*** INFORMATION GIVEN ***

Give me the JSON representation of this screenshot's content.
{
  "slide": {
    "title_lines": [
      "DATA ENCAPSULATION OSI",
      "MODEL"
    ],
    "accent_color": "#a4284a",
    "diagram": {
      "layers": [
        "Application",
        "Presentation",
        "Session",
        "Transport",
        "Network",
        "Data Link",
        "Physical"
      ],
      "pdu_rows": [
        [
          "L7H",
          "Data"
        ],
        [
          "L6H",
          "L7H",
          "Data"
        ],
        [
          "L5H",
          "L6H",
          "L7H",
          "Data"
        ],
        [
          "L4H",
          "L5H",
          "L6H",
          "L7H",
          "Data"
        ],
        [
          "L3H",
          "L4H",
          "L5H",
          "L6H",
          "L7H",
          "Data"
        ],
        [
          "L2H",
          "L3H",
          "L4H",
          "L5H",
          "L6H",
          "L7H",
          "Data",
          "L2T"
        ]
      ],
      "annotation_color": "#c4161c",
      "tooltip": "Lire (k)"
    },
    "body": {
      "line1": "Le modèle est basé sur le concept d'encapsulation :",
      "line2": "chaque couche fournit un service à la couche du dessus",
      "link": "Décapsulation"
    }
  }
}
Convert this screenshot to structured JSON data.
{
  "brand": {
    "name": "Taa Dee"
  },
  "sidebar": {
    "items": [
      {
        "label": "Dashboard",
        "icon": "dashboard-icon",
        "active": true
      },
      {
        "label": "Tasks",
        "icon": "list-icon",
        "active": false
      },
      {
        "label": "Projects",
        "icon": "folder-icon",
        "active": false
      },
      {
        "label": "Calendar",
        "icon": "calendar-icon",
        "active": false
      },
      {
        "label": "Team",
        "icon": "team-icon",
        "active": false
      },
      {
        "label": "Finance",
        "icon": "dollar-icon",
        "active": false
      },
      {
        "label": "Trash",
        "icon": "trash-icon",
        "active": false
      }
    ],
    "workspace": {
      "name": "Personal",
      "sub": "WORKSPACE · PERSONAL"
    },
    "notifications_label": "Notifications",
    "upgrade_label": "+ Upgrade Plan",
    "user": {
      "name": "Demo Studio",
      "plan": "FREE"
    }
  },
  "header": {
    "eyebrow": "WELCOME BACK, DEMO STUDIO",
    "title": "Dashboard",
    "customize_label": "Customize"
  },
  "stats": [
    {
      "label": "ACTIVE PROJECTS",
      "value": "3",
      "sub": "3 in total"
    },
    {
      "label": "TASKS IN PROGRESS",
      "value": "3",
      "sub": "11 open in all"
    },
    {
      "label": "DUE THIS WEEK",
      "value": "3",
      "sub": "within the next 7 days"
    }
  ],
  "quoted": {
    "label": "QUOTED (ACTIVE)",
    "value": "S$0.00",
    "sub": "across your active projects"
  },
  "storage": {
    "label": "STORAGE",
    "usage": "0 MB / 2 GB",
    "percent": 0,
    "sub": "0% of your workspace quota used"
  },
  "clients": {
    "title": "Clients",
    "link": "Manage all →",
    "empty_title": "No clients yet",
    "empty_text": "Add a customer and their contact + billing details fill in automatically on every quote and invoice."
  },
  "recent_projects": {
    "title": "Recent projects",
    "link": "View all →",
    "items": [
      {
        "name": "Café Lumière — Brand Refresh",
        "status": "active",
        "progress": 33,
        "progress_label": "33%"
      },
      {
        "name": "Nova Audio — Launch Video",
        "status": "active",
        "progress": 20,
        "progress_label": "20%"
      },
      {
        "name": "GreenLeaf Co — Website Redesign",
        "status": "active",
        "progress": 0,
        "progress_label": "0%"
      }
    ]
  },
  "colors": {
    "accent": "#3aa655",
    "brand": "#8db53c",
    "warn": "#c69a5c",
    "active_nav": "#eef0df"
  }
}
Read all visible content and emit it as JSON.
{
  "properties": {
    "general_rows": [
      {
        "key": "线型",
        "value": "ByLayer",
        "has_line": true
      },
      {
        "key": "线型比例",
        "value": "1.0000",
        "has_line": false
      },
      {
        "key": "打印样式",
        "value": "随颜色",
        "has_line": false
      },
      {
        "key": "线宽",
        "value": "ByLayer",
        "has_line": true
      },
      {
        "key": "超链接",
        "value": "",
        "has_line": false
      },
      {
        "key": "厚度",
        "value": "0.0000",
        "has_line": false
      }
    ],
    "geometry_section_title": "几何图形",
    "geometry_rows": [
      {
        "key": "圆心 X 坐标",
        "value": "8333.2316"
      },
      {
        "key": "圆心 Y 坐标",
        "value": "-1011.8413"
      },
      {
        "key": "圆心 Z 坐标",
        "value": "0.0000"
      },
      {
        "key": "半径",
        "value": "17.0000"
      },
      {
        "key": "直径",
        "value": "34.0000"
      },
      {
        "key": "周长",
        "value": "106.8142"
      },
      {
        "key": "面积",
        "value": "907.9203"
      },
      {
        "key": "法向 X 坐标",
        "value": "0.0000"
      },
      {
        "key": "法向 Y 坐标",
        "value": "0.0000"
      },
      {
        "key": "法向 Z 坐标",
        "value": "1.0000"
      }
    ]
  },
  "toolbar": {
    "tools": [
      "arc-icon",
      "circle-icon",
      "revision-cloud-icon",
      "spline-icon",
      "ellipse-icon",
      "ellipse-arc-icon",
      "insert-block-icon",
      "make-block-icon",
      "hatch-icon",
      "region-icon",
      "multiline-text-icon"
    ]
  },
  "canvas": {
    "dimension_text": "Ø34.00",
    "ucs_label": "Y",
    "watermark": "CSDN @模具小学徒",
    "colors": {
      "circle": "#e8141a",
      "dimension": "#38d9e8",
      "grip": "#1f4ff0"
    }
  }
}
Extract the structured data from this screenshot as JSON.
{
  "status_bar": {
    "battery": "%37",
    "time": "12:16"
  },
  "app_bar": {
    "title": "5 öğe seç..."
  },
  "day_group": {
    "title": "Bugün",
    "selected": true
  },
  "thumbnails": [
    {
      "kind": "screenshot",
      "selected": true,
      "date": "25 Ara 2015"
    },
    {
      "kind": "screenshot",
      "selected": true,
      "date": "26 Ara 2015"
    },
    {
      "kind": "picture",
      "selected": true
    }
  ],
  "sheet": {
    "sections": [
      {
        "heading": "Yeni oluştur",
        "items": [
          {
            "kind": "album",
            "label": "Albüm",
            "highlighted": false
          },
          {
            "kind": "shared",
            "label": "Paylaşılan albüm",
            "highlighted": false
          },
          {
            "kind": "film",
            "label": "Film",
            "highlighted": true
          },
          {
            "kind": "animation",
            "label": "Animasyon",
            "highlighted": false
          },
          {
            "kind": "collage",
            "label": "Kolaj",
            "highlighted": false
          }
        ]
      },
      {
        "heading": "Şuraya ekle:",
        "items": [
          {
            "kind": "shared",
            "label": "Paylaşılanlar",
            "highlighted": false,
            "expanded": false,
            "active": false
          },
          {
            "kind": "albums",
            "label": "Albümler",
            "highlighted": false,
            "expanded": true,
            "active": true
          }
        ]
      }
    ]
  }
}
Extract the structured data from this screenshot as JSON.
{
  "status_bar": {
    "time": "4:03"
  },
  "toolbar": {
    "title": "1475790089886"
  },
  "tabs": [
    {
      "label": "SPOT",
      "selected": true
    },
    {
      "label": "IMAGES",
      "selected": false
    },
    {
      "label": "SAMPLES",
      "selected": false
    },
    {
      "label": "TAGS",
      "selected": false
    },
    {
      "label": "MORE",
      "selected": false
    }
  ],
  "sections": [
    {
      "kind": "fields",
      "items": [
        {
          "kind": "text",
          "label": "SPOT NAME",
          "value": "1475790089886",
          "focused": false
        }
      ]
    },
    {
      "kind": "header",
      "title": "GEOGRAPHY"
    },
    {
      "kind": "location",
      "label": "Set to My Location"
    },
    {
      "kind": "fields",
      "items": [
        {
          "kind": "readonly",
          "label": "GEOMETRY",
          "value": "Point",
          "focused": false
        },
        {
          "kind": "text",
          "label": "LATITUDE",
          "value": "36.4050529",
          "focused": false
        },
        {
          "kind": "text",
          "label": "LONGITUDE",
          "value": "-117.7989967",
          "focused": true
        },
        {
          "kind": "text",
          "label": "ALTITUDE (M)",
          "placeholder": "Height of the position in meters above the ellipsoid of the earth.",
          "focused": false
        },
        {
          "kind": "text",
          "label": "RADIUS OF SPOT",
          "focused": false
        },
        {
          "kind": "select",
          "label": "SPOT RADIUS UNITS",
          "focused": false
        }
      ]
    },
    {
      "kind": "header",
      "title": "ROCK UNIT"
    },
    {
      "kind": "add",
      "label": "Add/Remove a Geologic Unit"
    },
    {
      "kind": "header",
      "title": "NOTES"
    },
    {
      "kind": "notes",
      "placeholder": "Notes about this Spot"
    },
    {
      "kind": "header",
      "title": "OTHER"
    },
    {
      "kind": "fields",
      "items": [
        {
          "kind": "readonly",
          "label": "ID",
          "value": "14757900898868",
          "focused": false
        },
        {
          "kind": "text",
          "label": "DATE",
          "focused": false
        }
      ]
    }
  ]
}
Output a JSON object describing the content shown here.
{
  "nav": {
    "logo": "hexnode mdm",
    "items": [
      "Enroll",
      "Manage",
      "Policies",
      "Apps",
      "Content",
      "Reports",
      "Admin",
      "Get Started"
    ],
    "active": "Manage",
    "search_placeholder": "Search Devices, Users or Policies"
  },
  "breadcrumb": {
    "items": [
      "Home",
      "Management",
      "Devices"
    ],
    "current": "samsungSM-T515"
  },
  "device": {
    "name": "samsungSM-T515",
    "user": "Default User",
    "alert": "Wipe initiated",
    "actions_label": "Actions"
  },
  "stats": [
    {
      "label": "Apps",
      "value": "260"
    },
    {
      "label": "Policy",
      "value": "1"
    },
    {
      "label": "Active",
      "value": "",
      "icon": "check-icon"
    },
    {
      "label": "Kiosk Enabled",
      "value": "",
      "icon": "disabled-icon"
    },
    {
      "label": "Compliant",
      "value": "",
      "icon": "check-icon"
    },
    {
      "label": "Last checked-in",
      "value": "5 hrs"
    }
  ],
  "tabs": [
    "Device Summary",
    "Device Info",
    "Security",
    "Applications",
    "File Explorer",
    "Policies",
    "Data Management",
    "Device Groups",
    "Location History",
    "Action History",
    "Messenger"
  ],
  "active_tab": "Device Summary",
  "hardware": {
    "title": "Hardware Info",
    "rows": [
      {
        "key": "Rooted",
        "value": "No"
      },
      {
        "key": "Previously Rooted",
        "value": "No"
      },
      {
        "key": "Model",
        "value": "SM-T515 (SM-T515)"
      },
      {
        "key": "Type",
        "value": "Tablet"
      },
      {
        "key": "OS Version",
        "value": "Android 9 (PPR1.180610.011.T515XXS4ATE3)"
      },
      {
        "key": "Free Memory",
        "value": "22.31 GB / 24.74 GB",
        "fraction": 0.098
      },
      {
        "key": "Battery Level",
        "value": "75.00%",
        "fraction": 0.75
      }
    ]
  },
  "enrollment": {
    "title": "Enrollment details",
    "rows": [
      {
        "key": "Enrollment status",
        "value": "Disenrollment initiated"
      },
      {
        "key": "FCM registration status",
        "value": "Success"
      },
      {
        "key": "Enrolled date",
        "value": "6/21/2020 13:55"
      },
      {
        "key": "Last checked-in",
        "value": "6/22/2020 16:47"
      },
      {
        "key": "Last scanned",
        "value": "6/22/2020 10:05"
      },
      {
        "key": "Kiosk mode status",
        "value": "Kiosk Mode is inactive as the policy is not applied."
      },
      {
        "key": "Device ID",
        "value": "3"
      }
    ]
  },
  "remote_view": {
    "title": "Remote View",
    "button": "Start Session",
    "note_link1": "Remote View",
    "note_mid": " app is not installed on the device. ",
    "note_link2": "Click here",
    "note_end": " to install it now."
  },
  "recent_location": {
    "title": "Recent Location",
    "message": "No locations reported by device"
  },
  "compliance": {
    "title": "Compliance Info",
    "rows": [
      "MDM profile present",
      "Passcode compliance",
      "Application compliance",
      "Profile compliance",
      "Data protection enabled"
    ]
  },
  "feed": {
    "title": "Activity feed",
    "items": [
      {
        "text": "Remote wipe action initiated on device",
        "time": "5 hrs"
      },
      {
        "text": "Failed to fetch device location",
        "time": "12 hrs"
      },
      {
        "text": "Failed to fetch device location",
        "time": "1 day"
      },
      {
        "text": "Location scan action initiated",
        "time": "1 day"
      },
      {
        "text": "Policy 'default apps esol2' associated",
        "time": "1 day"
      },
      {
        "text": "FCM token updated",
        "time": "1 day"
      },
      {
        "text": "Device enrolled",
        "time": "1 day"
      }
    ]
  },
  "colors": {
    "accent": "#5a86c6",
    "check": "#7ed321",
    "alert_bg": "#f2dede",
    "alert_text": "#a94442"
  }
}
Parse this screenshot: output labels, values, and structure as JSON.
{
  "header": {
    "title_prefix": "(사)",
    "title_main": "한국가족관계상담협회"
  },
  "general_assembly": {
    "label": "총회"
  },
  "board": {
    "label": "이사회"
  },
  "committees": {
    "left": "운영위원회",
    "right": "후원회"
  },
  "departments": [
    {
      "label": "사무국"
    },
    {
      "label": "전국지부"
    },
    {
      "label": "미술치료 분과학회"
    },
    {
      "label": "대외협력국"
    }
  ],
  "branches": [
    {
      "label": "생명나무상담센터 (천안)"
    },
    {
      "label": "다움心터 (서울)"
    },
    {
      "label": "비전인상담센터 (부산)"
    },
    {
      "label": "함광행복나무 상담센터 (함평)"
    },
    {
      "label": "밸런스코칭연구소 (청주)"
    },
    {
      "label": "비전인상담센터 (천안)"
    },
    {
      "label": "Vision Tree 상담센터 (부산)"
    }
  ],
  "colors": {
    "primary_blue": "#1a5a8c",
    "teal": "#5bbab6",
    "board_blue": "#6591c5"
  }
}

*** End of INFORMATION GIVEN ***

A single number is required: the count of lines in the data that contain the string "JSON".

7